I've posted my story ( my mom's story ) here before. I just read some of the more recent posts and am amazed at how soon some of the applications have been processed and approved.
After nearly 2 yrs, my mom has gotten her payments. She was initially approved to receive the benefits, but denied payment because her assets were too great.
But, we were not told, and could never find out at what level of savings / assets she would be approved to received payment.
We appealed the initial decision in the spring of 2008. My sister provided up dated financial information twice.
Then we waited and waited. We were given some extra help/ suggestions from here. That didn't help.
I wanted my sister to write to my mom's senator last November. But as we were both involved in the presidential campaign, that didn't get done.
I continued to check with the American Legion every couple of months. To have them check on the status of the application / the appeal.
I was told twice "it could be 3 or 4 yrs". The VA in Indianapolis was seemingly inundated with claims. I guess ?? Who knows?
But , yes...the 3 or 4 yr wait was the information I got the last 2 times I called the American Legion.
So, in late May/early June I got on the phone and called the VA. I waited , and waited, and waited. Probably 20 minutes to in touch with a "live" person.
After begging, and yelling, and probably cussing a little, I found out ---- just before being "disconnected" --- that her application had some thing done with it that day.
It was "on some one's desk"... I was about to be transferred to that person's voicemail when the phone call was disconnected.
Since my sister and brother-in-law were on their way to Indiana in the next week, I called one of our Senator's office. I used the name of my brother-in-law, and told them I wanted help. I wasn't really asking for help.... I was pretty much demanding help.
After a few more hassles..... the office was able to help. Consent form to let the Senator's office help. Hassles with my sister being mom's PAO with the Senate office.
etc, etc, etc. My sister and brother-in-law wrote a letter to the Senator.
Mom had to drop her appeal. The would not go back to the original date of the application to start payments.
If she / we agreed to drop the appeal , the VA would approve the payments.
She got a letter from the Senator's office in June and a letter from the VA a few days latter. They approved 7 months of back pay, and the ongoing payments started in July.

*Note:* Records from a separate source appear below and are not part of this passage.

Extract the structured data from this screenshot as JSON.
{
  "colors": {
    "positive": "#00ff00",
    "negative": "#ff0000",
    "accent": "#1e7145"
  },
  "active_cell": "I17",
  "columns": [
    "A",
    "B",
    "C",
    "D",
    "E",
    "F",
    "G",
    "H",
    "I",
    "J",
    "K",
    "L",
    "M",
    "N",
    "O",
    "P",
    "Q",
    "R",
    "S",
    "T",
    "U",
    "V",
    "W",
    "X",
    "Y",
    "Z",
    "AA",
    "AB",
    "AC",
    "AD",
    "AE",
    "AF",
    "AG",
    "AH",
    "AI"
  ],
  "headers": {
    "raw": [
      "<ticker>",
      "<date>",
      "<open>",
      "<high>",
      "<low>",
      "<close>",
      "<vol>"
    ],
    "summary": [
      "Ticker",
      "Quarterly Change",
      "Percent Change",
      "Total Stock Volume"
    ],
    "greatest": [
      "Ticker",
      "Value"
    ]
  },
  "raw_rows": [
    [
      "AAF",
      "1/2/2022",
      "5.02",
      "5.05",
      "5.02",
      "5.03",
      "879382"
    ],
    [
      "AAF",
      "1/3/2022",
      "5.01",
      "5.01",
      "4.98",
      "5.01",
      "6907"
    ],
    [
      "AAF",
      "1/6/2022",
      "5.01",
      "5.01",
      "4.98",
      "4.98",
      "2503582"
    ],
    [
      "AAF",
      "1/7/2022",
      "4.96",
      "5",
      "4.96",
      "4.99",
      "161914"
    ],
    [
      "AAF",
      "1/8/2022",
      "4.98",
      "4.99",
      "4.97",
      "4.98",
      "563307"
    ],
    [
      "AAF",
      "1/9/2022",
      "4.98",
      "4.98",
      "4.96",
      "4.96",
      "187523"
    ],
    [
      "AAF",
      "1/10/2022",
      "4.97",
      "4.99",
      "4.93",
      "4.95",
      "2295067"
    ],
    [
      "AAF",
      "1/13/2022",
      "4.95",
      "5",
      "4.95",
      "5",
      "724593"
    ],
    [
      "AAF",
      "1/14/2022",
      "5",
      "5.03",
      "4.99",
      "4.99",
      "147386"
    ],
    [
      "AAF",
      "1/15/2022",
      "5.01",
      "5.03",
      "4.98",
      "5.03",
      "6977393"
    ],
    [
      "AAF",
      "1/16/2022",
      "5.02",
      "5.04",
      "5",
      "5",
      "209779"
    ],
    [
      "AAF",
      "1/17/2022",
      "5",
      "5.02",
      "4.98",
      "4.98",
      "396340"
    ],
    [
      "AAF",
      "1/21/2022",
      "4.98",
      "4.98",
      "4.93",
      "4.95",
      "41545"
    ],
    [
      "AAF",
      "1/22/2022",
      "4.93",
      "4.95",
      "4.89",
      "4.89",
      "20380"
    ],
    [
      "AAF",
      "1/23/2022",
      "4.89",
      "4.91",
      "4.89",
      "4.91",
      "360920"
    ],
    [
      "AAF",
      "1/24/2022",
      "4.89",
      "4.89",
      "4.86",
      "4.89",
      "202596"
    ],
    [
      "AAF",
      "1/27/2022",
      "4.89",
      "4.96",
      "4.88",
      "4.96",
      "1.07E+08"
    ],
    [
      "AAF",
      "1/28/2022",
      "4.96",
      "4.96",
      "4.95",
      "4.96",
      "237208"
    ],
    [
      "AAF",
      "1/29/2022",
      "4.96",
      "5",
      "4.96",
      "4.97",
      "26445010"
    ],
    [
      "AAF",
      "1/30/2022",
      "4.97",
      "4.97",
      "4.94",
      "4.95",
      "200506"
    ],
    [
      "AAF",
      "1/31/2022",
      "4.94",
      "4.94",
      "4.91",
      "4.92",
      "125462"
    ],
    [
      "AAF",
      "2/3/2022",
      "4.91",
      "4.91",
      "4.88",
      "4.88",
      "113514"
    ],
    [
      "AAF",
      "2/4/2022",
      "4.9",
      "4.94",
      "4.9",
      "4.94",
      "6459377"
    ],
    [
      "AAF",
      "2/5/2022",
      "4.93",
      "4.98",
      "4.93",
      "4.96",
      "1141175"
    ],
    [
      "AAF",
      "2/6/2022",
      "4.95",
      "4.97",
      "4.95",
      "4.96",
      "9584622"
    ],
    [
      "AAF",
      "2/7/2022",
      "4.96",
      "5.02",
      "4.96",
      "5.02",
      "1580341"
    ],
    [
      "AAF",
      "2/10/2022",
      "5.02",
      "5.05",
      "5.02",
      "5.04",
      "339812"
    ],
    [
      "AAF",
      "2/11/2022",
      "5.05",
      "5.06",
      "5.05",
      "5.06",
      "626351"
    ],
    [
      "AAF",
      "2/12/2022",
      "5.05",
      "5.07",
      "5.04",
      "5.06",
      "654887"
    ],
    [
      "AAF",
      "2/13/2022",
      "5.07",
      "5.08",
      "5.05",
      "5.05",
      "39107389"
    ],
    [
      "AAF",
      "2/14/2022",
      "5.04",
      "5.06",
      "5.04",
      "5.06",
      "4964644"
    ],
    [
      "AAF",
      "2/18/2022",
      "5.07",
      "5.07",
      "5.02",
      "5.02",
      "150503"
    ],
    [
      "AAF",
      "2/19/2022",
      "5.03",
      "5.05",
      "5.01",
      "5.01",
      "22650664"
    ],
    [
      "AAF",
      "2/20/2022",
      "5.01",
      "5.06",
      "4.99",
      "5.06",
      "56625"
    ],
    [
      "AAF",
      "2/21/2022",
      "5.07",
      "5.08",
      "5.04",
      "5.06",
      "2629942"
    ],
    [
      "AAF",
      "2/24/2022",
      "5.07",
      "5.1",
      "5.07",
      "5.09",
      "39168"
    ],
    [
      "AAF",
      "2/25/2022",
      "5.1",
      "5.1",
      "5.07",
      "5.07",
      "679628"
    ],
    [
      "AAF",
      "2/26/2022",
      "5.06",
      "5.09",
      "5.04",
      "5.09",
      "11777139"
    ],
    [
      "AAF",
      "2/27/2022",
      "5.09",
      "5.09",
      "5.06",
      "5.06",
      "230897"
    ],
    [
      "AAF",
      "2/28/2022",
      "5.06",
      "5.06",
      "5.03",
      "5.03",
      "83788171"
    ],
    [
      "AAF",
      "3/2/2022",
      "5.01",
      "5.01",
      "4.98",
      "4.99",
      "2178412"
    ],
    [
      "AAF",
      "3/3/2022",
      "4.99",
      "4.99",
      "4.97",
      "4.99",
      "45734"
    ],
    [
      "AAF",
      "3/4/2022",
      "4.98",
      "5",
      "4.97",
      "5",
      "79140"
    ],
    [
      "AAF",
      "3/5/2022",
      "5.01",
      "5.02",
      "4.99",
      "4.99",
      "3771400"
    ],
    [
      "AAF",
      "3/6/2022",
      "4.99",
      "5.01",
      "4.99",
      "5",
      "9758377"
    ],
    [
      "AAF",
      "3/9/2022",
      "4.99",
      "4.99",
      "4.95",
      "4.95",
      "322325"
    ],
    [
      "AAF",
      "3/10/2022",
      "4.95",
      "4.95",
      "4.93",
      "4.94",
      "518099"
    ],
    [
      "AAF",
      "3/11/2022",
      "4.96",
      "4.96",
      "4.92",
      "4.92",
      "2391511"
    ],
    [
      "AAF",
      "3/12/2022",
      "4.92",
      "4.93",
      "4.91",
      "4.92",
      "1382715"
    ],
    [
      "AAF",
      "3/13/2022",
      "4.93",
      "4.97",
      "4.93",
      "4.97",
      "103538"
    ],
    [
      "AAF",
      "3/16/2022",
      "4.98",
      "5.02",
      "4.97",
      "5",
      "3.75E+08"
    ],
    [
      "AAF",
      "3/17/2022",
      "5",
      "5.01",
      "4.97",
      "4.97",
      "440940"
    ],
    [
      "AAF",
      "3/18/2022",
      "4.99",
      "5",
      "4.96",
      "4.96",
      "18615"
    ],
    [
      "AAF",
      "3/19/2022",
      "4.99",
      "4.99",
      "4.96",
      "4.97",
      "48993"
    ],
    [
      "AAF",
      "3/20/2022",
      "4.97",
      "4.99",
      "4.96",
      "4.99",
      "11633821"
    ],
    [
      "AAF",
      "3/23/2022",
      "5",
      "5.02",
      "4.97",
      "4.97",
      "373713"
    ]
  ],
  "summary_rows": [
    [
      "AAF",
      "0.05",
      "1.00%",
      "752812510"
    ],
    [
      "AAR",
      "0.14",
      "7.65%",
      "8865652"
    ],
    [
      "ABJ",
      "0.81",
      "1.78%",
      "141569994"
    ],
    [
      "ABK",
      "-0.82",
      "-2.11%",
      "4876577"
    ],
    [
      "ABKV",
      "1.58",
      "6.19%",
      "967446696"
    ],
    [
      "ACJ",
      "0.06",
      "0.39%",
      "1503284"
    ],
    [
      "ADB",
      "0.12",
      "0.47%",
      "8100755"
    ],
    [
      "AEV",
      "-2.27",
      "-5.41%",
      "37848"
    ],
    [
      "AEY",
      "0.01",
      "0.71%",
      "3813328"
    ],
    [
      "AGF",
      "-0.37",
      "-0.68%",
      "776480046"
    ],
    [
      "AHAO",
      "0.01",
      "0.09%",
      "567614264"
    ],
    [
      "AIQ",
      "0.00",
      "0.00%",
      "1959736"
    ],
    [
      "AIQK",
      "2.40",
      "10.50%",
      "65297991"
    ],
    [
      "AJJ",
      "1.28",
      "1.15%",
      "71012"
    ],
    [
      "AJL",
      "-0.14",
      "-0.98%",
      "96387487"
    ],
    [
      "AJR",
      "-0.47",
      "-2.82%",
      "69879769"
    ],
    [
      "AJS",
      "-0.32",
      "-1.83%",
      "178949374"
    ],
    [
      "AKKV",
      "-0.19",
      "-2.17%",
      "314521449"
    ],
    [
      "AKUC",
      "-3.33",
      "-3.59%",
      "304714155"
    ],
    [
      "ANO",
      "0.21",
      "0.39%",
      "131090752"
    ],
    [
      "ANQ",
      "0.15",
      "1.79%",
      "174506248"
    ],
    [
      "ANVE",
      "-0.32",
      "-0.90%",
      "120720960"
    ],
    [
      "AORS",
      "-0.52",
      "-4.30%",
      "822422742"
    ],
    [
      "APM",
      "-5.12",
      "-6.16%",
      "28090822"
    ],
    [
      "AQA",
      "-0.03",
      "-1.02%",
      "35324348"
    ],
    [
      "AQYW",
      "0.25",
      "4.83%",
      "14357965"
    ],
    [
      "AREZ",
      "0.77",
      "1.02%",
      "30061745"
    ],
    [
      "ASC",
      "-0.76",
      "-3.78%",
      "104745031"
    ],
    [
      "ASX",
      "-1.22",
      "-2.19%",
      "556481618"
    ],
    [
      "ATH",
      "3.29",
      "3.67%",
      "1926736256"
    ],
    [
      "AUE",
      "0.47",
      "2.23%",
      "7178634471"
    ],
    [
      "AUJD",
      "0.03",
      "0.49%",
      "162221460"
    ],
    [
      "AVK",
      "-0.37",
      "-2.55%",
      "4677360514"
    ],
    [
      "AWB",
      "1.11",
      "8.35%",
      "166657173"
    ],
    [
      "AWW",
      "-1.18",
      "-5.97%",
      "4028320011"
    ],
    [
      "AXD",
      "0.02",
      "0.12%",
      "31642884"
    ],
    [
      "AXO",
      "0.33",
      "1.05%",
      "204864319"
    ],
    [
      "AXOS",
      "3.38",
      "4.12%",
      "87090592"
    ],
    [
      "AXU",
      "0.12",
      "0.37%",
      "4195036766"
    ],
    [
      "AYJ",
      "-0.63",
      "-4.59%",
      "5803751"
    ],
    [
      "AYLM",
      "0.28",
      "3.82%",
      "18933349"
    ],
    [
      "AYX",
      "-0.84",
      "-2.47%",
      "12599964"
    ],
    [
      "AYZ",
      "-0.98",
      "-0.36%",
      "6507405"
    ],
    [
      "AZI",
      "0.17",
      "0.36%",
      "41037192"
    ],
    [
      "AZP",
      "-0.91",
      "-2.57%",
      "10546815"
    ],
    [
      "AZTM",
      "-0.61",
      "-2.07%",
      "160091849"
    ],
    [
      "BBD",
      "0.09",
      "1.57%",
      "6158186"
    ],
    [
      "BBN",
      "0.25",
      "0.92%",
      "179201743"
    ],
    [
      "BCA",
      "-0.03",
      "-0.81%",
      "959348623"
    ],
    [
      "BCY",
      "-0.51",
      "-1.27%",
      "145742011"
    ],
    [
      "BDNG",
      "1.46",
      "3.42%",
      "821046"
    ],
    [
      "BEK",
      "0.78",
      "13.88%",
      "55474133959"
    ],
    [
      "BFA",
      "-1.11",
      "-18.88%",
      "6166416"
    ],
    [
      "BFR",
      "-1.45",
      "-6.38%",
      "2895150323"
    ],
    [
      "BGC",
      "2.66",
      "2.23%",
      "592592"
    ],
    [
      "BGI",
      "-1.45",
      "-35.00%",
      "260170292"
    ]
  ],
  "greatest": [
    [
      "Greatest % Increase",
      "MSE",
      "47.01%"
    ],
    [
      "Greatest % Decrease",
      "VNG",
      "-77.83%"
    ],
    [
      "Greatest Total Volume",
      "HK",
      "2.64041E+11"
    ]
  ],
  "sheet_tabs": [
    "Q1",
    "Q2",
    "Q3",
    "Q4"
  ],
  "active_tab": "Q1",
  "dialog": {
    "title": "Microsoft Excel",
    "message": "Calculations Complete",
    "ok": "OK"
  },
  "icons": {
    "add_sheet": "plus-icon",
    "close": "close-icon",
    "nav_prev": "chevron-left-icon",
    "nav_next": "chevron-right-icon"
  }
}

We (my sister, mother, and I ) had met with the financial assistance person where my mom lives in assisted living while the faxing back and forth was happening. We were getting information on how and when to apply for Medicaid. If the VA aid had not come through, mom would be on Medicaid this fall.
But that didn't have to happen.
With her VA benefit and her SS each month she has enough to private pay her assisted living expenses. She has enough in savings to add to that to extend her current living conditions for over 2 & 1/2 more yrs.
We were grateful for the assistance from Senator's staff. My sister wrote a letter of thanks, and my mother send a card thanking him.
If I had not pushed and pushed, and my sister had not had a little bit of a connection to the Senator, I doubt that the benefit would have been started before she were on Medicaid.
....Moral to the story......Fight for what is owed to your parent(s) !!! Call the VA......if they won't help, start calling your congressmen/women /--Representatives and Senators.
Their offices may at first say they can't get involved in an appeal, etc.... but don't take that as an answer. They can find out where an application is and ask that it's review be expedited. Let them know how old the parent is, and their his or her health condition. They can help.
I have no doubt that the Indianapolis VA offices are up their ears in applications for benefits. The Iraq war has hit the state hard. But that is no excuse for not being able to have a contact person within the VA to call to keep you updated, or to expedite the claim for an 87 yr old.